"I've had bees more than 35 years," said Cecil Sweeney of Heartland Honey & Beekeeping Supply in Spring Hill. "Back when I started, losing 3 to 5 percent of your bees during a winter was pretty typical. Losing 10 percent was really extreme. Now it's beyond 30 percent.
"I wouldn't say one thing or another has caused it. But I do know the whole world of insectides has changed. That's got to have an effect."
Given the 21st-century landscape — farms where bees buzz around plants treated with pesticides — "I don't know of anything I can do about it," Sweeney said. "Move to the most isolated place in the world?"
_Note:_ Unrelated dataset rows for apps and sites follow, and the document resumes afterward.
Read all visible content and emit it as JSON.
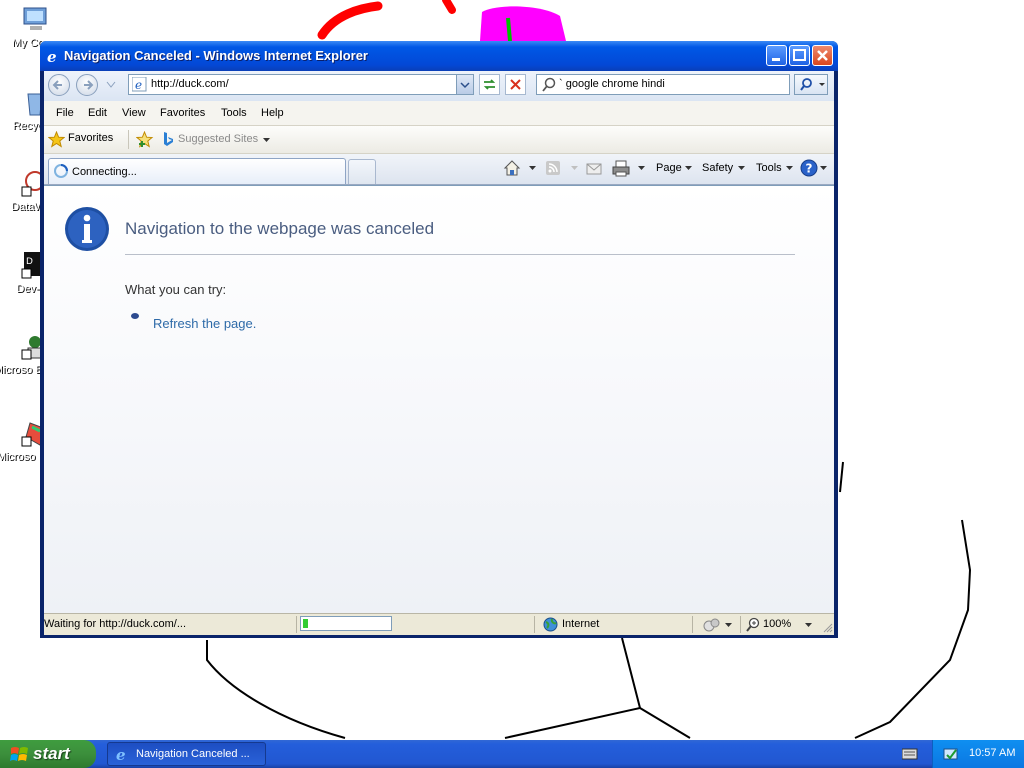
{
  "desktop": {
    "icons": [
      {
        "label": "My Co",
        "icon": "my-computer-icon"
      },
      {
        "label": "Recyc",
        "icon": "recycle-bin-icon"
      },
      {
        "label": "DataW",
        "icon": "datawarehouse-shortcut-icon"
      },
      {
        "label": "Dev-",
        "icon": "dev-cpp-shortcut-icon"
      },
      {
        "label": "Microso Basic",
        "icon": "vb-shortcut-icon"
      },
      {
        "label": "Microso C++",
        "icon": "vcpp-shortcut-icon"
      }
    ]
  },
  "window": {
    "title": "Navigation Canceled - Windows Internet Explorer",
    "address": "http://duck.com/",
    "search_query": "` google chrome hindi",
    "menu": [
      "File",
      "Edit",
      "View",
      "Favorites",
      "Tools",
      "Help"
    ],
    "favorites_label": "Favorites",
    "suggested_sites": "Suggested Sites",
    "tab_label": "Connecting...",
    "commands": {
      "page": "Page",
      "safety": "Safety",
      "tools": "Tools"
    }
  },
  "content": {
    "title": "Navigation to the webpage was canceled",
    "try_text": "What you can try:",
    "refresh_link": "Refresh the page."
  },
  "status": {
    "text": "Waiting for http://duck.com/...",
    "progress": 0.06,
    "zone": "Internet",
    "zoom": "100%"
  },
  "taskbar": {
    "start": "start",
    "task_label": "Navigation Canceled ...",
    "clock": "10:57 AM"
  },
  "colors": {
    "title_bar": "#0058e6",
    "start_green": "#3c8f3c",
    "link": "#2e6aa8",
    "heading": "#4a5d80"
  }
}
Ezekiel Amador III of Kansas City wonders if the opposite works: move to the city.
"Our bees are doing great," said Amador, 44, whose interest in bees surged two years ago on growing concerns about CCD.
He has since installed three hives at the Switzer Neighborhood Farm, a community garden surrounded by traffic at 20th Street and West Pennway.
"My theory is that being city bees helps them," Amador said. "We're not near large agriculture areas that would expose them to a heavy use of pesticides and chemicals."
Bayer CropScience disagrees. The chemical company, which employs 550 at a manufacturing plant in Kansas City, recently broke ground in North Carolina for a lab to study bee health.
"Enemy No. 1 is the Varroa mite" that first found its way from Asia to the American Midwest in the 1980s, said David Fischer, Bayer's director of environmental toxicology and risk assessment.
As for the class of pesticide known as neonicotinoids — which took off in the 1990s and which the European Union is now moving to restrict — "there's no evidence linking those products to colony collapse disorder," Fischer said. "And there probably has been more testing on this class of pesticide than any other."
He said if the U.S. took similar steps to limit the use of neonicotinoids, cornfields would suffer losses of 6 to 12 bushels per acre.
"We'd need to farm a couple million more acres of land to make up for that," he said, adding that replacing natural forage with corn crops would benefit neither bee populations nor the ecosystem.
As the mystery and debate intensify — perhaps "disorder" is the wrong term, some argue, given the range of threats — local beekeepers likely will pour extra work into a hobby that once was simple and fret-free.
"They're having to constantly replace those hives, buying new queens," said Rick Miller of K-State Research and Extension in Johnson County. "It's a constant battle."
But a loving one, as Misko fills another jar of bees with sugar.